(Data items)
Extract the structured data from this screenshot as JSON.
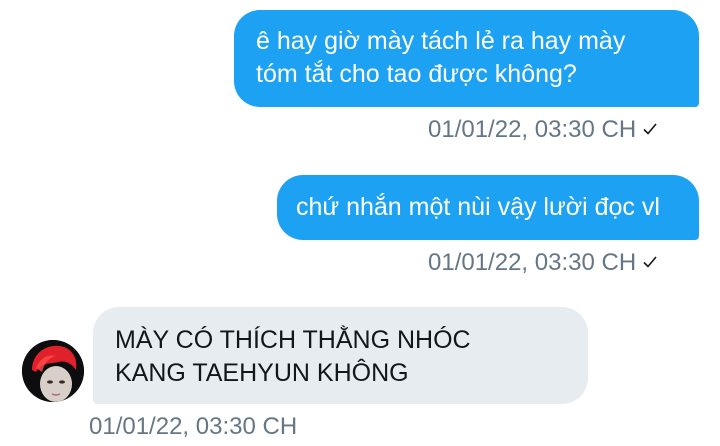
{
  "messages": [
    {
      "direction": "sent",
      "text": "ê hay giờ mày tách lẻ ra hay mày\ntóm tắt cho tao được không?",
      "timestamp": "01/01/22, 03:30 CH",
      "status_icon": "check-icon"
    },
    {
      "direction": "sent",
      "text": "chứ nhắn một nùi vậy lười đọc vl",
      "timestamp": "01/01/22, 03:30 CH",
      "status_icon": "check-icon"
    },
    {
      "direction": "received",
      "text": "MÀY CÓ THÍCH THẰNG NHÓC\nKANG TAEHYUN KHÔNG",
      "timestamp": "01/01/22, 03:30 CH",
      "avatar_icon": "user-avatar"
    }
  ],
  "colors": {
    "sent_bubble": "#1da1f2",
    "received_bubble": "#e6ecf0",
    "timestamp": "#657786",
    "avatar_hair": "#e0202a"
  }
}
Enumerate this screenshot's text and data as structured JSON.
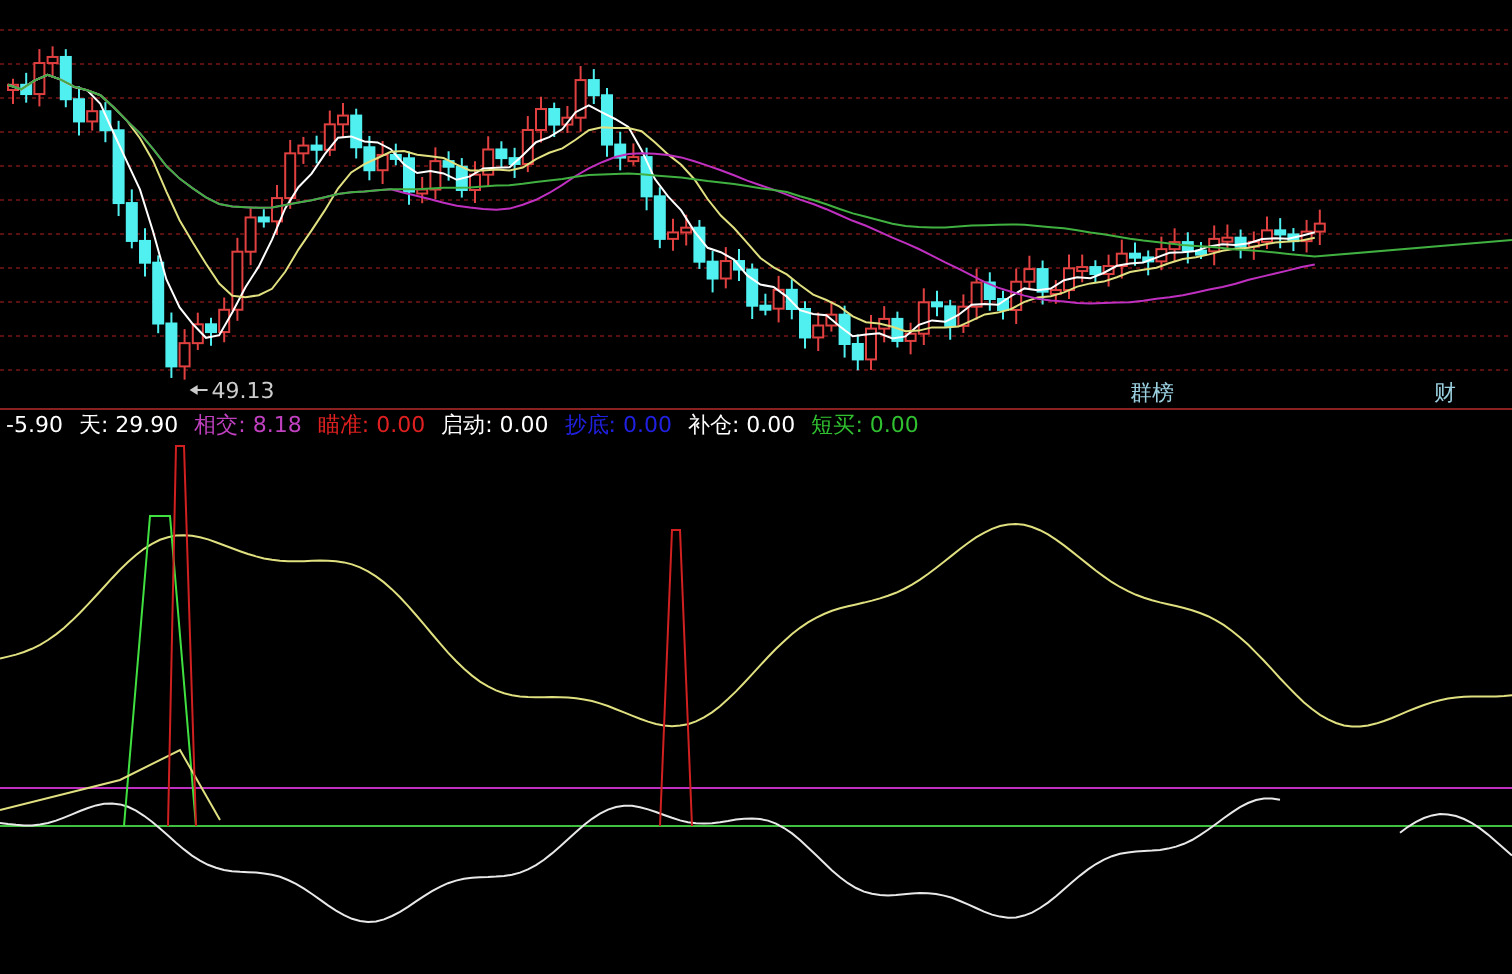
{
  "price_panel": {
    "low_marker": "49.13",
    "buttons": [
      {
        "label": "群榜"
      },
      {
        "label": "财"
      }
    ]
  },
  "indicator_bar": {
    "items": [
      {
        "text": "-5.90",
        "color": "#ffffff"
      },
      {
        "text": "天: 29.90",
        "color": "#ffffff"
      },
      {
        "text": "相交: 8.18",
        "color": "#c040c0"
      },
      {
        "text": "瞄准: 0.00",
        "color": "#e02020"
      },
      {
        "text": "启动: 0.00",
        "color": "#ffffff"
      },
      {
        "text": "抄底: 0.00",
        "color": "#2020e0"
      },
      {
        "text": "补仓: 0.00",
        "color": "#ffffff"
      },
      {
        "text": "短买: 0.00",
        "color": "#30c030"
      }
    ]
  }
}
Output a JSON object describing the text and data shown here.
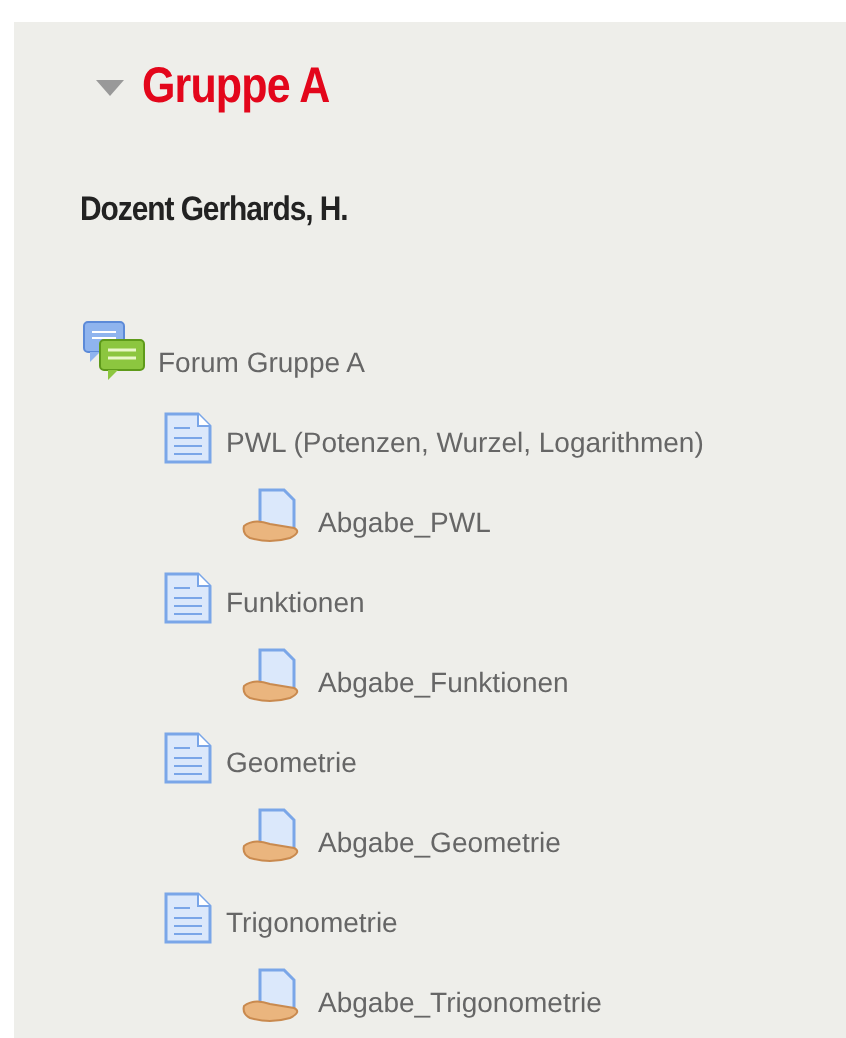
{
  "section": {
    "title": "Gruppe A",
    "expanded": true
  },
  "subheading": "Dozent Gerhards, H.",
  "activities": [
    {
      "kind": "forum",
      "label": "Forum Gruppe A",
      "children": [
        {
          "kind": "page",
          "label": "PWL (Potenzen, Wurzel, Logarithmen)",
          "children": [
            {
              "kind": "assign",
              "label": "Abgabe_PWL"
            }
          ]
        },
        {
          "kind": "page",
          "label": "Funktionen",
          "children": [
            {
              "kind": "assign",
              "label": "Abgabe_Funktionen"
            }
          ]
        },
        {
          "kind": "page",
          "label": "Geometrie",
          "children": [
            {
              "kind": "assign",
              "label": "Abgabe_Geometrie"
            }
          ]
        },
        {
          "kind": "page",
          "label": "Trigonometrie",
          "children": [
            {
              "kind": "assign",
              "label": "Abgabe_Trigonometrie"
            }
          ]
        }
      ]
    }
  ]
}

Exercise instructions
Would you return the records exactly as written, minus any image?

Result of this task
Extract the structured data from this screenshot as JSON.
{
  "messages": [
    {
      "direction": "sent",
      "text": "ê hay giờ mày tách lẻ ra hay mày\ntóm tắt cho tao được không?",
      "timestamp": "01/01/22, 03:30 CH",
      "status_icon": "check-icon"
    },
    {
      "direction": "sent",
      "text": "chứ nhắn một nùi vậy lười đọc vl",
      "timestamp": "01/01/22, 03:30 CH",
      "status_icon": "check-icon"
    },
    {
      "direction": "received",
      "text": "MÀY CÓ THÍCH THẰNG NHÓC\nKANG TAEHYUN KHÔNG",
      "timestamp": "01/01/22, 03:30 CH",
      "avatar_icon": "user-avatar"
    }
  ],
  "colors": {
    "sent_bubble": "#1da1f2",
    "received_bubble": "#e6ecf0",
    "timestamp": "#657786",
    "avatar_hair": "#e0202a"
  }
}
Enumerate this screenshot's text and data as structured JSON.
{
  "price_panel": {
    "low_marker": "49.13",
    "buttons": [
      {
        "label": "群榜"
      },
      {
        "label": "财"
      }
    ]
  },
  "indicator_bar": {
    "items": [
      {
        "text": "-5.90",
        "color": "#ffffff"
      },
      {
        "text": "天: 29.90",
        "color": "#ffffff"
      },
      {
        "text": "相交: 8.18",
        "color": "#c040c0"
      },
      {
        "text": "瞄准: 0.00",
        "color": "#e02020"
      },
      {
        "text": "启动: 0.00",
        "color": "#ffffff"
      },
      {
        "text": "抄底: 0.00",
        "color": "#2020e0"
      },
      {
        "text": "补仓: 0.00",
        "color": "#ffffff"
      },
      {
        "text": "短买: 0.00",
        "color": "#30c030"
      }
    ]
  }
}
Output a JSON object describing the text and data shown here.
{
  "section": {
    "title": "Gruppe A",
    "expanded": true
  },
  "subheading": "Dozent Gerhards, H.",
  "activities": [
    {
      "kind": "forum",
      "label": "Forum Gruppe A",
      "children": [
        {
          "kind": "page",
          "label": "PWL (Potenzen, Wurzel, Logarithmen)",
          "children": [
            {
              "kind": "assign",
              "label": "Abgabe_PWL"
            }
          ]
        },
        {
          "kind": "page",
          "label": "Funktionen",
          "children": [
            {
              "kind": "assign",
              "label": "Abgabe_Funktionen"
            }
          ]
        },
        {
          "kind": "page",
          "label": "Geometrie",
          "children": [
            {
              "kind": "assign",
              "label": "Abgabe_Geometrie"
            }
          ]
        },
        {
          "kind": "page",
          "label": "Trigonometrie",
          "children": [
            {
              "kind": "assign",
              "label": "Abgabe_Trigonometrie"
            }
          ]
        }
      ]
    }
  ]
}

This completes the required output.